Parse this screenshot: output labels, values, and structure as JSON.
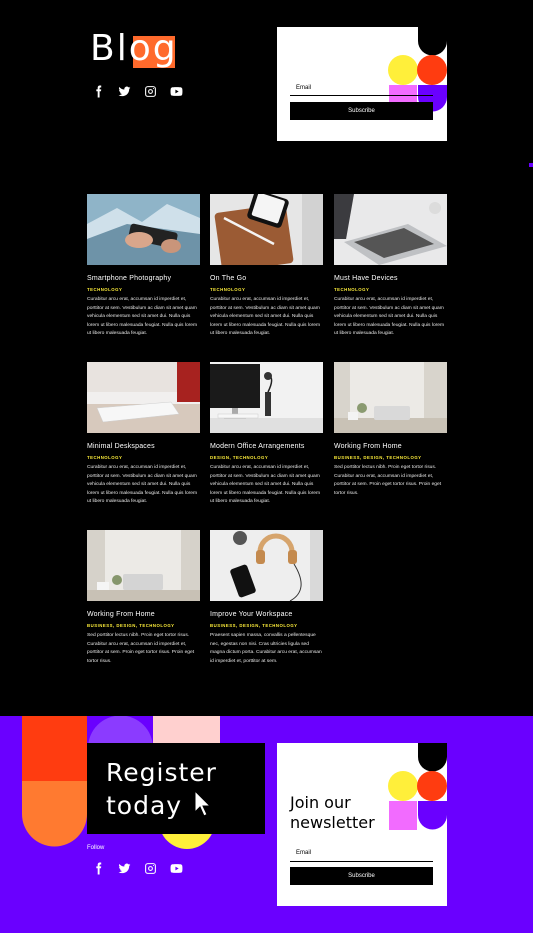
{
  "header": {
    "title": "Blog",
    "social": [
      {
        "icon": "facebook-icon"
      },
      {
        "icon": "twitter-icon"
      },
      {
        "icon": "instagram-icon"
      },
      {
        "icon": "youtube-icon"
      }
    ]
  },
  "subscribe_top": {
    "email_label": "Email",
    "button_label": "Subscribe"
  },
  "posts": [
    {
      "title": "Smartphone Photography",
      "category": "TECHNOLOGY",
      "excerpt": "Curabitur arcu erat, accumsan id imperdiet et, porttitor at sem. Vestibulum ac diam sit amet quam vehicula elementum sed sit amet dui. Nulla quis lorem ut libero malesuada feugiat. Nulla quis lorem ut libero malesuada feugiat."
    },
    {
      "title": "On The Go",
      "category": "TECHNOLOGY",
      "excerpt": "Curabitur arcu erat, accumsan id imperdiet et, porttitor at sem. Vestibulum ac diam sit amet quam vehicula elementum sed sit amet dui. Nulla quis lorem ut libero malesuada feugiat. Nulla quis lorem ut libero malesuada feugiat."
    },
    {
      "title": "Must Have Devices",
      "category": "TECHNOLOGY",
      "excerpt": "Curabitur arcu erat, accumsan id imperdiet et, porttitor at sem. Vestibulum ac diam sit amet quam vehicula elementum sed sit amet dui. Nulla quis lorem ut libero malesuada feugiat. Nulla quis lorem ut libero malesuada feugiat."
    },
    {
      "title": "Minimal Deskspaces",
      "category": "TECHNOLOGY",
      "excerpt": "Curabitur arcu erat, accumsan id imperdiet et, porttitor at sem. Vestibulum ac diam sit amet quam vehicula elementum sed sit amet dui. Nulla quis lorem ut libero malesuada feugiat. Nulla quis lorem ut libero malesuada feugiat."
    },
    {
      "title": "Modern Office Arrangements",
      "category": "DESIGN, TECHNOLOGY",
      "excerpt": "Curabitur arcu erat, accumsan id imperdiet et, porttitor at sem. Vestibulum ac diam sit amet quam vehicula elementum sed sit amet dui. Nulla quis lorem ut libero malesuada feugiat. Nulla quis lorem ut libero malesuada feugiat."
    },
    {
      "title": "Working From Home",
      "category": "BUSINESS, DESIGN, TECHNOLOGY",
      "excerpt": "Sed porttitor lectus nibh. Proin eget tortor risus. Curabitur arcu erat, accumsan id imperdiet et, porttitor at sem. Proin eget tortor risus. Proin eget tortor risus."
    },
    {
      "title": "Working From Home",
      "category": "BUSINESS, DESIGN, TECHNOLOGY",
      "excerpt": "Sed porttitor lectus nibh. Proin eget tortor risus. Curabitur arcu erat, accumsan id imperdiet et, porttitor at sem. Proin eget tortor risus. Proin eget tortor risus."
    },
    {
      "title": "Improve Your Workspace",
      "category": "BUSINESS, DESIGN, TECHNOLOGY",
      "excerpt": "Praesent sapien massa, convallis a pellentesque nec, egestas non nisi. Cras ultricies ligula sed magna dictum porta. Curabitur arcu erat, accumsan id imperdiet et, porttitor at sem."
    }
  ],
  "footer": {
    "register_line1": "Register",
    "register_line2": "today",
    "follow_label": "Follow",
    "newsletter_line1": "Join our",
    "newsletter_line2": "newsletter",
    "email_label": "Email",
    "button_label": "Subscribe"
  },
  "colors": {
    "accent_purple": "#6a00ff",
    "accent_orange": "#ff6a2c",
    "accent_red": "#ff3c10",
    "accent_yellow": "#ffef3a",
    "accent_pink": "#f26bff"
  }
}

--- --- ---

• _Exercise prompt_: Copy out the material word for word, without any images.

• _Finished exercise_:
Parse this screenshot: output labels, values, and structure as JSON.
{
  "header": {
    "title": "Blog",
    "social": [
      {
        "icon": "facebook-icon"
      },
      {
        "icon": "twitter-icon"
      },
      {
        "icon": "instagram-icon"
      },
      {
        "icon": "youtube-icon"
      }
    ]
  },
  "subscribe_top": {
    "email_label": "Email",
    "button_label": "Subscribe"
  },
  "posts": [
    {
      "title": "Smartphone Photography",
      "category": "TECHNOLOGY",
      "excerpt": "Curabitur arcu erat, accumsan id imperdiet et, porttitor at sem. Vestibulum ac diam sit amet quam vehicula elementum sed sit amet dui. Nulla quis lorem ut libero malesuada feugiat. Nulla quis lorem ut libero malesuada feugiat."
    },
    {
      "title": "On The Go",
      "category": "TECHNOLOGY",
      "excerpt": "Curabitur arcu erat, accumsan id imperdiet et, porttitor at sem. Vestibulum ac diam sit amet quam vehicula elementum sed sit amet dui. Nulla quis lorem ut libero malesuada feugiat. Nulla quis lorem ut libero malesuada feugiat."
    },
    {
      "title": "Must Have Devices",
      "category": "TECHNOLOGY",
      "excerpt": "Curabitur arcu erat, accumsan id imperdiet et, porttitor at sem. Vestibulum ac diam sit amet quam vehicula elementum sed sit amet dui. Nulla quis lorem ut libero malesuada feugiat. Nulla quis lorem ut libero malesuada feugiat."
    },
    {
      "title": "Minimal Deskspaces",
      "category": "TECHNOLOGY",
      "excerpt": "Curabitur arcu erat, accumsan id imperdiet et, porttitor at sem. Vestibulum ac diam sit amet quam vehicula elementum sed sit amet dui. Nulla quis lorem ut libero malesuada feugiat. Nulla quis lorem ut libero malesuada feugiat."
    },
    {
      "title": "Modern Office Arrangements",
      "category": "DESIGN, TECHNOLOGY",
      "excerpt": "Curabitur arcu erat, accumsan id imperdiet et, porttitor at sem. Vestibulum ac diam sit amet quam vehicula elementum sed sit amet dui. Nulla quis lorem ut libero malesuada feugiat. Nulla quis lorem ut libero malesuada feugiat."
    },
    {
      "title": "Working From Home",
      "category": "BUSINESS, DESIGN, TECHNOLOGY",
      "excerpt": "Sed porttitor lectus nibh. Proin eget tortor risus. Curabitur arcu erat, accumsan id imperdiet et, porttitor at sem. Proin eget tortor risus. Proin eget tortor risus."
    },
    {
      "title": "Working From Home",
      "category": "BUSINESS, DESIGN, TECHNOLOGY",
      "excerpt": "Sed porttitor lectus nibh. Proin eget tortor risus. Curabitur arcu erat, accumsan id imperdiet et, porttitor at sem. Proin eget tortor risus. Proin eget tortor risus."
    },
    {
      "title": "Improve Your Workspace",
      "category": "BUSINESS, DESIGN, TECHNOLOGY",
      "excerpt": "Praesent sapien massa, convallis a pellentesque nec, egestas non nisi. Cras ultricies ligula sed magna dictum porta. Curabitur arcu erat, accumsan id imperdiet et, porttitor at sem."
    }
  ],
  "footer": {
    "register_line1": "Register",
    "register_line2": "today",
    "follow_label": "Follow",
    "newsletter_line1": "Join our",
    "newsletter_line2": "newsletter",
    "email_label": "Email",
    "button_label": "Subscribe"
  },
  "colors": {
    "accent_purple": "#6a00ff",
    "accent_orange": "#ff6a2c",
    "accent_red": "#ff3c10",
    "accent_yellow": "#ffef3a",
    "accent_pink": "#f26bff"
  }
}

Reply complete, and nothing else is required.